It is important to remember that a licensing board considers the therapist’s psychotherapy records when deciding to pursue disciplinary action after receiving a client’s complaint. If it’s not in the record, it didn’t happen. Mental health practitioners must understand the laws, ethical standards, and state licensing board requirements pertaining to record keeping.

If you are a mental health professional facing disciplinary action, it is imperative to enlist the assistance of an experienced licensing attorney at the earliest stage of the disciplinary process. The Law Offices of Lucy S. McAllister are here to help. We understand the unique legal complexities facing mental health practitioners. We have the knowledge and experience to craft a comprehensive strategy and are dedicated to navigating your specific case through the disciplinary process to best defend your professional interests.

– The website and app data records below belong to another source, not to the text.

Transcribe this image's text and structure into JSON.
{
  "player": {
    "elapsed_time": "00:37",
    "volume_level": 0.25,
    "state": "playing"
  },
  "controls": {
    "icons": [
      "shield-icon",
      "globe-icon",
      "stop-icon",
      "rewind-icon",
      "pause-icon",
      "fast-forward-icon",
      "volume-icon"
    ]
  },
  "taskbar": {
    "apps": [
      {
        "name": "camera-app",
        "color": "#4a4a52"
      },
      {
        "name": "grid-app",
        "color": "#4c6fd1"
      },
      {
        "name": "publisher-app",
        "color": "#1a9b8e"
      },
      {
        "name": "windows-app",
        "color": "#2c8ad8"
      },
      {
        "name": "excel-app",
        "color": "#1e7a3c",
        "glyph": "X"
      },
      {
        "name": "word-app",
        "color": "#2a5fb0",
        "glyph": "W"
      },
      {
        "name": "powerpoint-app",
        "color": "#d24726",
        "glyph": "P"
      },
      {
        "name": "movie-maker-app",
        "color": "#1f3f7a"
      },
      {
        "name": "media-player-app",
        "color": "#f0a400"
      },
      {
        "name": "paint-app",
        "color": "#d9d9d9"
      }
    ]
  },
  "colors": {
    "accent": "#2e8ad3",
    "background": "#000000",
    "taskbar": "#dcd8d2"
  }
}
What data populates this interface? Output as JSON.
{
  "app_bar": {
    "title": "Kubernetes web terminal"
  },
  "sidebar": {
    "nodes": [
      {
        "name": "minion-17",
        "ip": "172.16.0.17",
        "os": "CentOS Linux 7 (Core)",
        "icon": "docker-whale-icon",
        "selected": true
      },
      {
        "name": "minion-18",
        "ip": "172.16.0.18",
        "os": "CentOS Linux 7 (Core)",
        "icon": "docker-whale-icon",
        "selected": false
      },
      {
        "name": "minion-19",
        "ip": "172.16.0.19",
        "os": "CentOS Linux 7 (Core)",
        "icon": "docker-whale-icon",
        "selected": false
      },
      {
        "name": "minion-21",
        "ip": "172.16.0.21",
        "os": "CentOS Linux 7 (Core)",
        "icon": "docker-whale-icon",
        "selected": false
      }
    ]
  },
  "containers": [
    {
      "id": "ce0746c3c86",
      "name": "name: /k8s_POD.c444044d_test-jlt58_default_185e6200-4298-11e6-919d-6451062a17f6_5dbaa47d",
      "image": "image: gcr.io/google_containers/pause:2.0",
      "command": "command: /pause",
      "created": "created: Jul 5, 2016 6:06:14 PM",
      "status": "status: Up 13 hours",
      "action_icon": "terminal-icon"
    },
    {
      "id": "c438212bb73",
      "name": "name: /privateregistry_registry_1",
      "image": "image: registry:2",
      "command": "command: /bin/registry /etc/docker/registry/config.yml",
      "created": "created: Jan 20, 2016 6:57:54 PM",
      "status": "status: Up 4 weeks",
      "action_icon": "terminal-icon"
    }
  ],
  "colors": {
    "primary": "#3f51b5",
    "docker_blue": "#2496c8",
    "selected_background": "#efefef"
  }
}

The Law Offices of Lucy S. McAllister have successfully represented a wide range of California licensed professionals including mental health practitioners, accountants, engineers, and medical professionals such as nurses, physicians, chiropractors, dentists, and veterinarians. We are experienced in handling all types of licensing issues. Let us help you protect your professional license, your reputation, and your livelihood.

For additional information or to schedule a consultation on a professional licensing issue, please contact us today at (877) 280-9944.

Disclaimer: This article is intended for educational purposes only and does not constitute specific legal advice or outcome guarantees. This article does not establish an attorney-client relationship between you and the blog/website publisher and should not be used as a substitute for legal advice from a licensed professional attorney.

For Additional Information

American Psychological Association – Record Keeping Guidelines

California Board of Behavioral Sciences – Complaint Information

California Association of Marriage and Family Therapists – On Writing Progress Notes

California Board of Psychology – Forms and Publications